When an income payment is one amount that covers more than one type of income, the payment must be reasonably allocated among all types of income covered by the payment. For example, a single payment to a foreign vendor for the purchase of equipment, which is not subject to 30 percent withholding, might include shipping and services for installation and training. Whether or not the shipping or services income is subject to withholding depends on relevant facts associated with the type of income. For example, where services are physically provided determines the source of compensation, U.S. or foreign. If a purchase of equipment is paid on an installment basis, the related interest is subject to 30 percent withholding.
When a reasonable allocation by type of income is not provided either on the invoice or by parties familiar with the terms of the contract, the full amount is subject to 30 percent withholding.
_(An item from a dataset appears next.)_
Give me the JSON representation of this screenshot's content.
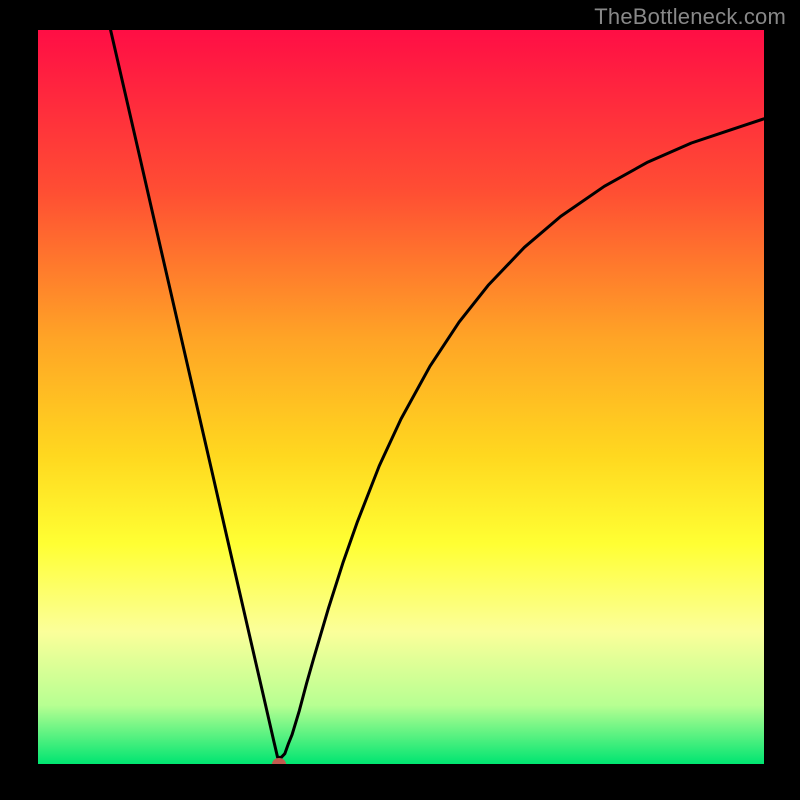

The foreign vendor might have the opportunity to allocate the income on its U.S. tax return and obtain a refund of some of the withheld tax. However, the IRS has recently tightened the process for tax return refund claims (currently treaty related) not supported by a Form 1042-S by requesting that the taxpayer obtain supporting information from their payer before a refund will be issued. IRS could extend this process to other types of refund claims, especially in cases where the refund will be sent outside the United States.
Visit Paula’s blog archive page to read her posts on payments to foreign individuals and entities, as well as the other posts in this series.
Thomson Reuters ONESOURCE Nonresident Alien Taxation has a number of webcasts to help organizations understand payments to foreign students, workers, and vendors. Visit our webcast page to view a complete schedule and register for a webcast.